\(\large{ C }\) = celsius | - | \(\large{ C }\) |

\(\large{ F }\) = fahrenheit | \(\large{ F }\) | - |

\(\large{ K }\) = kelvin | - | \(\large{ K }\) |

\(\large{ R }\) = rankine | \(\large{ R }\) | - |

## Kelvin

Kelvin, abbreviated as K, is a unit of temperature normally used for scientific calculations. Unlike celsius, fahrenheit and rankine, the word degree is not used. Since Kelvin starts with absolute zero it has no negative numbers.

### Kelvin formulas

\(\large{ T_{ °K} = 273.15 ° + T_ { °C} }\) | |

\(\large{ T_{ °K} = \frac {T_ { °F} \;+\; 459.67°}{1.8} }\) | |

\(\large{ T_{°K} = \frac {T_{ °R}} {1.8} }\) |

### Where:

Units |
English |
Metric |

\(\large{ T }\) = temperature | \(\large{ T }\) | \(\large{ T }\) |

\(\large{ C }\) = celsius | - | \(\large{ C }\) |

\(\large{ F }\) = fahrenheit | \(\large{ F }\) | - |

\(\large{ K }\) = kelvin | - | \(\large{ K }\) |

\(\large{ R }\) = rankine | \(\large{ R }\) | - |

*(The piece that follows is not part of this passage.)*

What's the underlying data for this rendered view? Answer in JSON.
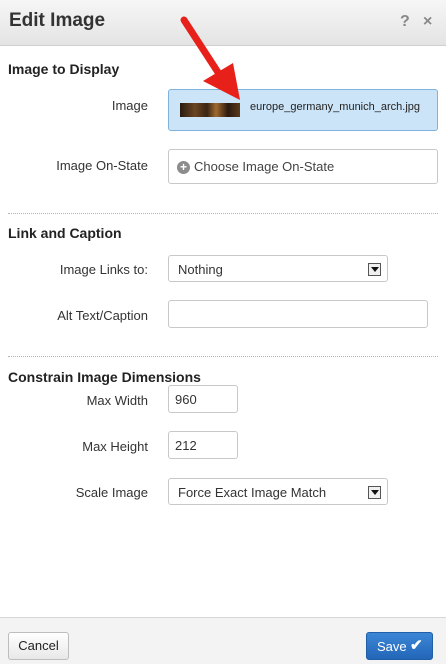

## Rankine

Rankine, abbreviated as R, is a unit of temperature used in the US engineering field. 0 is set at absolute zero.

### Rankine formulas

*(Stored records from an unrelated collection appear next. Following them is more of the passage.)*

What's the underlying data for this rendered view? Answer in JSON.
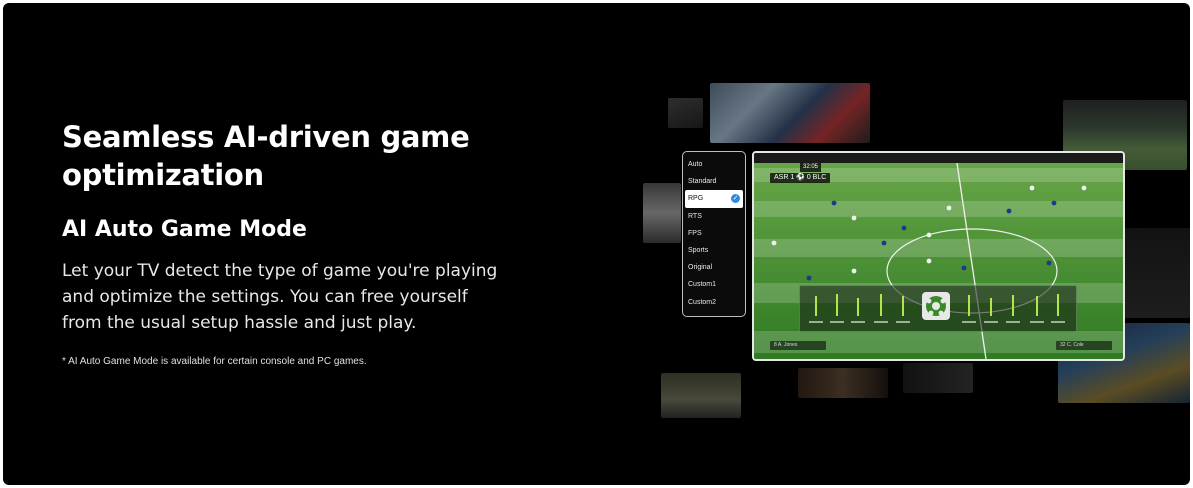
{
  "hero": {
    "title_line1": "Seamless AI-driven game",
    "title_line2": "optimization",
    "subtitle": "AI Auto Game Mode",
    "body_line1": "Let your TV detect the type of game you're playing",
    "body_line2": "and optimize the settings. You can free yourself",
    "body_line3": "from the usual setup hassle and just play.",
    "footnote": "* AI Auto Game Mode is available for certain console and PC games."
  },
  "game_mode_menu": {
    "items": [
      "Auto",
      "Standard",
      "RPG",
      "RTS",
      "FPS",
      "Sports",
      "Original",
      "Custom1",
      "Custom2"
    ],
    "selected": "RPG",
    "check_icon": "check-icon"
  },
  "game_screen": {
    "clock": "32:05",
    "scoreboard": "ASR   1 ⚽ 0   BLC",
    "left_player": "8    A. Jones",
    "right_player": "32    C. Cole",
    "center_icon": "soccer-ball-icon"
  },
  "colors": {
    "background": "#000000",
    "text": "#ffffff",
    "accent": "#2b8ae6",
    "pitch": "#3e8a2f"
  }
}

\(\large{ T_{°R} = \left(273.15° + T_ { °C} \right )\; 1.8 }\) | |

\(\large{ T_{°R} = 459.67° + T_ { °F} }\) | |

\(\large{ T_{°R} = \left( T_{°K} \right) \;1.8 }\) |

### Where:

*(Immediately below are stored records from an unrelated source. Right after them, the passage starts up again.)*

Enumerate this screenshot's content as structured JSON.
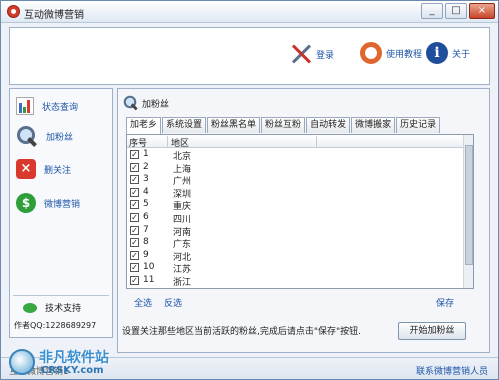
{
  "window": {
    "title": "互动微博营销",
    "min": "_",
    "max": "□",
    "close": "×"
  },
  "toolbar": {
    "login": "登录",
    "tutorial": "使用教程",
    "about": "关于",
    "about_icon_glyph": "i"
  },
  "nav": {
    "items": [
      {
        "label": "状态查询",
        "icon": "chart-icon"
      },
      {
        "label": "加粉丝",
        "icon": "magnifier-icon"
      },
      {
        "label": "删关注",
        "icon": "delete-icon",
        "glyph": "×"
      },
      {
        "label": "微博营销",
        "icon": "dollar-icon",
        "glyph": "$"
      }
    ],
    "support_title": "技术支持",
    "support_qq": "作者QQ:1228689297"
  },
  "main": {
    "section_title": "加粉丝",
    "tabs": [
      "加老乡",
      "系统设置",
      "粉丝黑名单",
      "粉丝互粉",
      "自动转发",
      "微博搬家",
      "历史记录"
    ],
    "active_tab": 0,
    "columns": [
      "序号",
      "地区"
    ],
    "rows": [
      {
        "num": "1",
        "region": "北京",
        "checked": true
      },
      {
        "num": "2",
        "region": "上海",
        "checked": true
      },
      {
        "num": "3",
        "region": "广州",
        "checked": true
      },
      {
        "num": "4",
        "region": "深圳",
        "checked": true
      },
      {
        "num": "5",
        "region": "重庆",
        "checked": true
      },
      {
        "num": "6",
        "region": "四川",
        "checked": true
      },
      {
        "num": "7",
        "region": "河南",
        "checked": true
      },
      {
        "num": "8",
        "region": "广东",
        "checked": true
      },
      {
        "num": "9",
        "region": "河北",
        "checked": true
      },
      {
        "num": "10",
        "region": "江苏",
        "checked": true
      },
      {
        "num": "11",
        "region": "浙江",
        "checked": true
      }
    ],
    "select_all": "全选",
    "invert": "反选",
    "save": "保存",
    "hint": "设置关注那些地区当前活跃的粉丝,完成后请点击\"保存\"按钮.",
    "start_button": "开始加粉丝",
    "check_glyph": "✓"
  },
  "status": {
    "left": "互动微博营销1",
    "right": "联系微博营销人员"
  },
  "watermark": {
    "line1": "非凡软件站",
    "line2": "CRSKY.com"
  }
}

Units |
English |
Metric |

\(\large{ T }\) = temperature | \(\large{ T }\) | \(\large{ T }\) |

\(\large{ C }\) = celsius | - | \(\large{ C }\) |

\(\large{ F }\) = fahrenheit | \(\large{ F }\) | - |

\(\large{ K }\) = kelvin | - | \(\large{ K }\) |

\(\large{ R }\) = rankine | \(\large{ R }\) | - |

## Temperature Instruments

In piping design, temperature is measured several different ways. On a Piping & Instrumentation Diagram, the typical instruments are:

**Thermowell** - Thermowells are used in temperature measurement and provide isolation from the temperature sensor and the process fluid. This is important because the temperature element is usually a piece of wire or wires that need to be in the process. It provides not only structural integrity but also protection to the temperature element.

**Temperature Element** - A temperature element is a piece of wire, such as an Resistance Tempearture Detector (RTD), that provides the input to a temperature transmitter or temperature switch.

**Temperature Indicator** - A tempearture indicator is a temperature gauge. It is a mechanical device, that contains two dissimilar pieces of metal joined together. Each piece of metal has a different coefficient of expansion. This difference is calculated to turn a shaft to display the temperature of the process.

**Temperature Transmitter or Temperature Indicating Transmitter** - This is used to display the temperature in the equipment and send an analog signal to a computer for futher processing. It might be used as an alarm in case the temperature gets outside normal operating conditions.

**Temperature Switch** - A temperature switch is used to send a digital signal (yes or no, 1 or 0) to a computer for an action to be performed. E.g. send an alarm, turn off a pump, etc.

Tags: Equations for Heat Transfer Equations for Thermal Conductivity Equations for Temperature Equations for Thermal Equations for Soil Equations for Gas Laws